In order to solve Birmingham's waste problems we need a comprehensive doorstep recycling service. We're calling on people to quiz their councillors by sending them messages in plastic bottles asking for better recycling.

Editor's Notes

[1] Birmingham City Council Best Value review, figures for 2000/2001.

[2] Audit Commission Performance Indicators for Bournemouth in 1999/2000. Bath & North East Somerset Recycling Plan, figures for 2000/2001. Waste Statistics for 2000/2001, Dorset County Council website (as from July 2005).

[3] Recoup survey of UK local authorities, 2002. See

[4] Delleve, based in Stratford-upon-Avon, recycle plastic bottles – many of which are imported from Belgium – and make land drainage pipes from the recycled plastic: 01789 740102;

[5] Tyeseley Incinerator output 160,000,000 piccogrammes of Dioxins in the year 2000 (Environment Agency Pollution Inventory). The Government Committee on Toxicity states that people should not be exposed to more than two picogrammes of dioxin per kilogramme of body weight per day. (1 picogramme = 1 thousandth of a billionth of 1 gramme).

[6] Recoup figures.

[7] Patagonia, 01629 583800,

[8] Recoup Fact sheet. See

[9] Linpac Environmental, Long Acre, Birmingham. Source – Recoup Fact Sheet.

[10] Birmingham City Council, Information Briefing for Cabinet 14 January 2002.

Questions and Answers

What can you recycle plastic bottles into?
Just about anything! Berghaus make fleeces, Patagonia[7] make high quality fleece gloves, hats, cardigans and even baby clothes from recycled plastic. Delleve make plastic pipes and supply plastic flakes to other manufacturers. Other companies make watering cans, fences, street signs, rulers and even children's adventure playgrounds[8]. A Birmingham firm, Linpac Environmental [9] make kerbside recycling collection boxes.

What do you expect the council to do with the bottles?
The council should respond to the people who have sent them messages, and then recycle the bottles. We'll also pass on a list of the 238 other councils which do recycle plastic, just in case Birmingham City Council need any help or advice.

What about the transportation of plastic for recycling?
Obviously, it's better to recycle as locally as possible, but because recycling saves so much energy, it can be worthwhile transporting it long distances. With local plastic recycling plants having to import
from abroad, it certainly makes economic and environmental sense to recycle.

Aren't plastic bottles too bulky to recycle?
Because plastic bottles trap a lot of air, they help fill up normal "rubbish trucks" so they have to go back to base more often. Separating out the plastics prevents this, and new crushing machines can reduce volumes. It's also worth noting that the people of Birmingham already pay for the collection of plastic bottles – but we don't get money back by selling them on for recycling.

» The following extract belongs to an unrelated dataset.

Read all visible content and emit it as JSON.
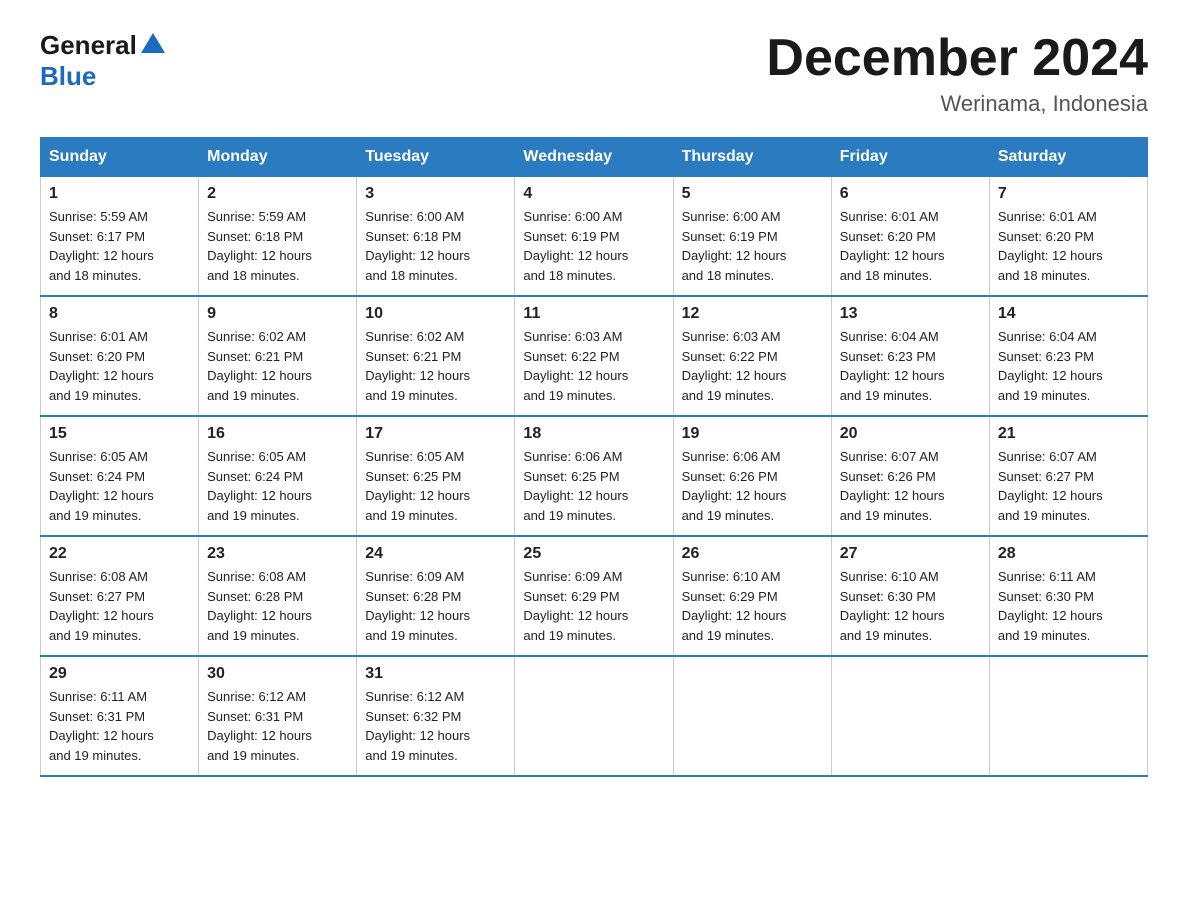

Doesn't the incinerator generate energy by burning bottles?
It generates more energy than dumping the bottles, but much less than would be saved by recycling them. What's more, it releases poisonous fumes into the air. Recycling plastic bottles uses eight times less energy than producing new plastic. If plastic is burnt, then new plastic has to be made, which means importing oil from halfway across the world, leading to yet more pollution.